|Papacy began||25 November 1185|
|Papacy ended||20 October 1187|
|Created cardinal||September 1173|
by Lucius III
|Birth name||Uberto Crivelli|
Cuggiono, Holy Roman Empire
|Died||20 October 1187|
Ferrara, Holy Roman Empire
|Other popes named Urban|
Crivelli was born in Cuggiono as the son of Guala Crivelli and had four brothers: Pietro, Domenico, Pastore and Guala. He was, on his mother's side, the uncle of the future Pope Celestine IV. He studied in Bologna.
In 1182, Crivelli was made a cardinal by Pope Lucius III. His original title is unknown, but he opted to be the Cardinal-Priest of San Lorenzo in Lucina in 1182. Lucius appointed him Archbishop of Milan in 1185. Lucius III died on 25 November 1185; Cardinal Crivelli was elected that same day. The haste was probably due to fear of imperial interference.
Urban III vigorously took up his predecessor's quarrels with Holy Roman Emperor Frederick I Barbarossa, including the standing dispute about the disposal of the territories of the countess Matilda of Tuscany. This was embittered by personal enmity, for at the sack of Milan in 1162 the emperor had caused several of the pope's relatives to be proscribed or mutilated. Even after his elevation to the papacy, Urban III continued to hold the archbishopric of Milan, and in this capacity refused to crown as King of Italy Frederick I's son Henry, who had married Constance, the heiress of the kingdom of Sicily. By this marriage the papacy lost that Norman support on which it had so long relied in its contests with the emperor.
Urban exerted himself to bring about peace between England and France, and on 23 June 1187, his legates by threats of excommunication prevented a pitched battle between the armies of the rival kings near Châteauroux, and brought about a two years' truce.
While Henry in the south cooperated with the rebel Senate of Rome, his father Frederick blocked the passes of the Alps and cut off all communication between the Pope, then living in Verona, and his German adherents. Urban III now resolved on excommunicating Frederick I, but the Veronese protested against such a proceeding being resorted to within their walls. He accordingly withdrew to Ferrara, but died before he could give effect to his intentions. According to the chronicler Ernoul, he died of shock after Joscius, Archbishop of Tyre brought him news of the Christian defeat at the Battle of Hattin.

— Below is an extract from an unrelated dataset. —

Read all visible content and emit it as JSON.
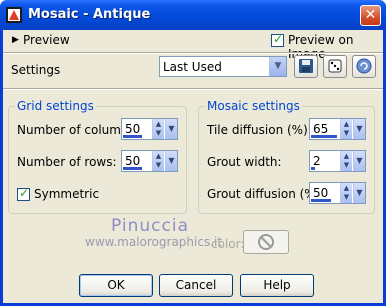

He was succeeded by Gregory VIII.
- Duffy, Eamon (2001). Saints & sinners: A History of the Popes. Yale University Press. p. 392. ISBN 0-300-09165-6.
- Coulombe, Charles A. (2003). Vicars of Christ: A History of the Popes. Citadel Press. p. 249. ISBN 0-8065-2370-0.
- Webster, Douglas Raymund. "Pope Urban III." The Catholic Encyclopedia Vol. 15. New York: Robert Appleton Company, 1912. This article incorporates text from this source, which is in the public domain.
|Catholic Church titles|